WHAT THE TASK REQUIRES: The records below must be retyped exactly.

SOURCE DATA:
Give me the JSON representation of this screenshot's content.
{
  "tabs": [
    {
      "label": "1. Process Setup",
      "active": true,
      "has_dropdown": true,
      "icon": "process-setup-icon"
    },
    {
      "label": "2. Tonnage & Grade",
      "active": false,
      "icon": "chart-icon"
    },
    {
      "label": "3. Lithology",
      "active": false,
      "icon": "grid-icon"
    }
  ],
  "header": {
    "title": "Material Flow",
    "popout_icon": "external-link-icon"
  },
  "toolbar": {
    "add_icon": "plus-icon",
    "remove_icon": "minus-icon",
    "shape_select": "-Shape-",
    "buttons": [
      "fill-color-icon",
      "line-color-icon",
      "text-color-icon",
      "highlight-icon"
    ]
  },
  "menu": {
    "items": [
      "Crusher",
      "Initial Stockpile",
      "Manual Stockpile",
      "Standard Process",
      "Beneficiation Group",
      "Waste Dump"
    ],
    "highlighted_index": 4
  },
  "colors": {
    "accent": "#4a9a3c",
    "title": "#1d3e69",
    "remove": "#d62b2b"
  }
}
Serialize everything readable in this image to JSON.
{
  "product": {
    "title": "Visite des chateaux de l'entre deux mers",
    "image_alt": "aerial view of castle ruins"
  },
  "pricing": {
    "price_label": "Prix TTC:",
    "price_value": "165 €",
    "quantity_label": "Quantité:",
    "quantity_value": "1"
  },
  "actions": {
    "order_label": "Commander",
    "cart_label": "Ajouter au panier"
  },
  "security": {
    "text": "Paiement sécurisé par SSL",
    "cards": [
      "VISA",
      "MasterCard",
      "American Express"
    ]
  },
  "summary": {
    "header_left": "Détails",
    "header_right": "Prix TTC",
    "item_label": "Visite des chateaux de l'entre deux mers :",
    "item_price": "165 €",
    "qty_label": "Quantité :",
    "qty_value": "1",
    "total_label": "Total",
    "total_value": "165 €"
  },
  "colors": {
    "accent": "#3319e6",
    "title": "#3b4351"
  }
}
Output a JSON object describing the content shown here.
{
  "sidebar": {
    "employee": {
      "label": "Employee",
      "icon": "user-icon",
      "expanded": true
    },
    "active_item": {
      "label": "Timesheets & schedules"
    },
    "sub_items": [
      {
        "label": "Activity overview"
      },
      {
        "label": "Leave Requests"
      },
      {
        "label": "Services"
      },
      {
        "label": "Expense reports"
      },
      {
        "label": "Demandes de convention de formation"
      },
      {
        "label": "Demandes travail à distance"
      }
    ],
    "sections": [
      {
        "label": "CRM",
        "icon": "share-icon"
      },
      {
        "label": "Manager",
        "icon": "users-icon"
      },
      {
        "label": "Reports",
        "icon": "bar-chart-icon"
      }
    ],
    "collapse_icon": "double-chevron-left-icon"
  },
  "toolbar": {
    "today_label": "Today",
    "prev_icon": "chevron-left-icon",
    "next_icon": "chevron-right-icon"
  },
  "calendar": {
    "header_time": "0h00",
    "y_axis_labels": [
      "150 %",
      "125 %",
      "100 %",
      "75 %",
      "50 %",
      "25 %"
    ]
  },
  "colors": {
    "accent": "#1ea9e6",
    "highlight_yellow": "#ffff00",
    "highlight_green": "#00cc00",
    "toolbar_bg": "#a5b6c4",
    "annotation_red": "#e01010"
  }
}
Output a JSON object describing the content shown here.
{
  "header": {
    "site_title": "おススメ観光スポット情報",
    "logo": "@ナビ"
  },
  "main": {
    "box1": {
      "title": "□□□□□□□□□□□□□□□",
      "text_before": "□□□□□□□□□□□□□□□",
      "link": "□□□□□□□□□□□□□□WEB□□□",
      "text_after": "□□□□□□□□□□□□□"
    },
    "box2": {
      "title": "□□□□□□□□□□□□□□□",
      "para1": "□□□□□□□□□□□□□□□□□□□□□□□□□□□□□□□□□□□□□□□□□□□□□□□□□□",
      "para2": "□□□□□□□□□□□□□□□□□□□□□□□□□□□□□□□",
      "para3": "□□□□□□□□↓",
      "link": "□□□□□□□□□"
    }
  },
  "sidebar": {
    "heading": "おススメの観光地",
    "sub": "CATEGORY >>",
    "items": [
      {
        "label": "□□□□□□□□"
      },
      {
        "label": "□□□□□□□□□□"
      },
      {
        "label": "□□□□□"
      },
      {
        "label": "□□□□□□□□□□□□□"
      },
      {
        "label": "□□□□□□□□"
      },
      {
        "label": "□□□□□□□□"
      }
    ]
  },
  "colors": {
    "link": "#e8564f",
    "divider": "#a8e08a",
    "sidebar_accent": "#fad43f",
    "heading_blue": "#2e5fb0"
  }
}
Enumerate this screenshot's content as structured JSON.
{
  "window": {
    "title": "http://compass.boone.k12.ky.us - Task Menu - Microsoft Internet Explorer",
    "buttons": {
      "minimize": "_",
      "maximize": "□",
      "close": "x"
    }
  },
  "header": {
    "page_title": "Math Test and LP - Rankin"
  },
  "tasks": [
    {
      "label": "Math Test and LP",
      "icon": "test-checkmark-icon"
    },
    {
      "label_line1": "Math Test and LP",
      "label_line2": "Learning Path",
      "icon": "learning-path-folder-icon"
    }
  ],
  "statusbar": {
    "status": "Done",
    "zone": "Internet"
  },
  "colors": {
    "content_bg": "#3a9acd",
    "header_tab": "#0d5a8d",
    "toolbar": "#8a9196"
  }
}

EXERCISE OUTPUT:
Give me the JSON representation of this screenshot's content.
{
  "tabs": [
    {
      "label": "1. Process Setup",
      "active": true,
      "has_dropdown": true,
      "icon": "process-setup-icon"
    },
    {
      "label": "2. Tonnage & Grade",
      "active": false,
      "icon": "chart-icon"
    },
    {
      "label": "3. Lithology",
      "active": false,
      "icon": "grid-icon"
    }
  ],
  "header": {
    "title": "Material Flow",
    "popout_icon": "external-link-icon"
  },
  "toolbar": {
    "add_icon": "plus-icon",
    "remove_icon": "minus-icon",
    "shape_select": "-Shape-",
    "buttons": [
      "fill-color-icon",
      "line-color-icon",
      "text-color-icon",
      "highlight-icon"
    ]
  },
  "menu": {
    "items": [
      "Crusher",
      "Initial Stockpile",
      "Manual Stockpile",
      "Standard Process",
      "Beneficiation Group",
      "Waste Dump"
    ],
    "highlighted_index": 4
  },
  "colors": {
    "accent": "#4a9a3c",
    "title": "#1d3e69",
    "remove": "#d62b2b"
  }
}
Serialize everything readable in this image to JSON.
{
  "product": {
    "title": "Visite des chateaux de l'entre deux mers",
    "image_alt": "aerial view of castle ruins"
  },
  "pricing": {
    "price_label": "Prix TTC:",
    "price_value": "165 €",
    "quantity_label": "Quantité:",
    "quantity_value": "1"
  },
  "actions": {
    "order_label": "Commander",
    "cart_label": "Ajouter au panier"
  },
  "security": {
    "text": "Paiement sécurisé par SSL",
    "cards": [
      "VISA",
      "MasterCard",
      "American Express"
    ]
  },
  "summary": {
    "header_left": "Détails",
    "header_right": "Prix TTC",
    "item_label": "Visite des chateaux de l'entre deux mers :",
    "item_price": "165 €",
    "qty_label": "Quantité :",
    "qty_value": "1",
    "total_label": "Total",
    "total_value": "165 €"
  },
  "colors": {
    "accent": "#3319e6",
    "title": "#3b4351"
  }
}
Output a JSON object describing the content shown here.
{
  "sidebar": {
    "employee": {
      "label": "Employee",
      "icon": "user-icon",
      "expanded": true
    },
    "active_item": {
      "label": "Timesheets & schedules"
    },
    "sub_items": [
      {
        "label": "Activity overview"
      },
      {
        "label": "Leave Requests"
      },
      {
        "label": "Services"
      },
      {
        "label": "Expense reports"
      },
      {
        "label": "Demandes de convention de formation"
      },
      {
        "label": "Demandes travail à distance"
      }
    ],
    "sections": [
      {
        "label": "CRM",
        "icon": "share-icon"
      },
      {
        "label": "Manager",
        "icon": "users-icon"
      },
      {
        "label": "Reports",
        "icon": "bar-chart-icon"
      }
    ],
    "collapse_icon": "double-chevron-left-icon"
  },
  "toolbar": {
    "today_label": "Today",
    "prev_icon": "chevron-left-icon",
    "next_icon": "chevron-right-icon"
  },
  "calendar": {
    "header_time": "0h00",
    "y_axis_labels": [
      "150 %",
      "125 %",
      "100 %",
      "75 %",
      "50 %",
      "25 %"
    ]
  },
  "colors": {
    "accent": "#1ea9e6",
    "highlight_yellow": "#ffff00",
    "highlight_green": "#00cc00",
    "toolbar_bg": "#a5b6c4",
    "annotation_red": "#e01010"
  }
}
Output a JSON object describing the content shown here.
{
  "header": {
    "site_title": "おススメ観光スポット情報",
    "logo": "@ナビ"
  },
  "main": {
    "box1": {
      "title": "□□□□□□□□□□□□□□□",
      "text_before": "□□□□□□□□□□□□□□□",
      "link": "□□□□□□□□□□□□□□WEB□□□",
      "text_after": "□□□□□□□□□□□□□"
    },
    "box2": {
      "title": "□□□□□□□□□□□□□□□",
      "para1": "□□□□□□□□□□□□□□□□□□□□□□□□□□□□□□□□□□□□□□□□□□□□□□□□□□",
      "para2": "□□□□□□□□□□□□□□□□□□□□□□□□□□□□□□□",
      "para3": "□□□□□□□□↓",
      "link": "□□□□□□□□□"
    }
  },
  "sidebar": {
    "heading": "おススメの観光地",
    "sub": "CATEGORY >>",
    "items": [
      {
        "label": "□□□□□□□□"
      },
      {
        "label": "□□□□□□□□□□"
      },
      {
        "label": "□□□□□"
      },
      {
        "label": "□□□□□□□□□□□□□"
      },
      {
        "label": "□□□□□□□□"
      },
      {
        "label": "□□□□□□□□"
      }
    ]
  },
  "colors": {
    "link": "#e8564f",
    "divider": "#a8e08a",
    "sidebar_accent": "#fad43f",
    "heading_blue": "#2e5fb0"
  }
}
Enumerate this screenshot's content as structured JSON.
{
  "window": {
    "title": "http://compass.boone.k12.ky.us - Task Menu - Microsoft Internet Explorer",
    "buttons": {
      "minimize": "_",
      "maximize": "□",
      "close": "x"
    }
  },
  "header": {
    "page_title": "Math Test and LP - Rankin"
  },
  "tasks": [
    {
      "label": "Math Test and LP",
      "icon": "test-checkmark-icon"
    },
    {
      "label_line1": "Math Test and LP",
      "label_line2": "Learning Path",
      "icon": "learning-path-folder-icon"
    }
  ],
  "statusbar": {
    "status": "Done",
    "zone": "Internet"
  },
  "colors": {
    "content_bg": "#3a9acd",
    "header_tab": "#0d5a8d",
    "toolbar": "#8a9196"
  }
}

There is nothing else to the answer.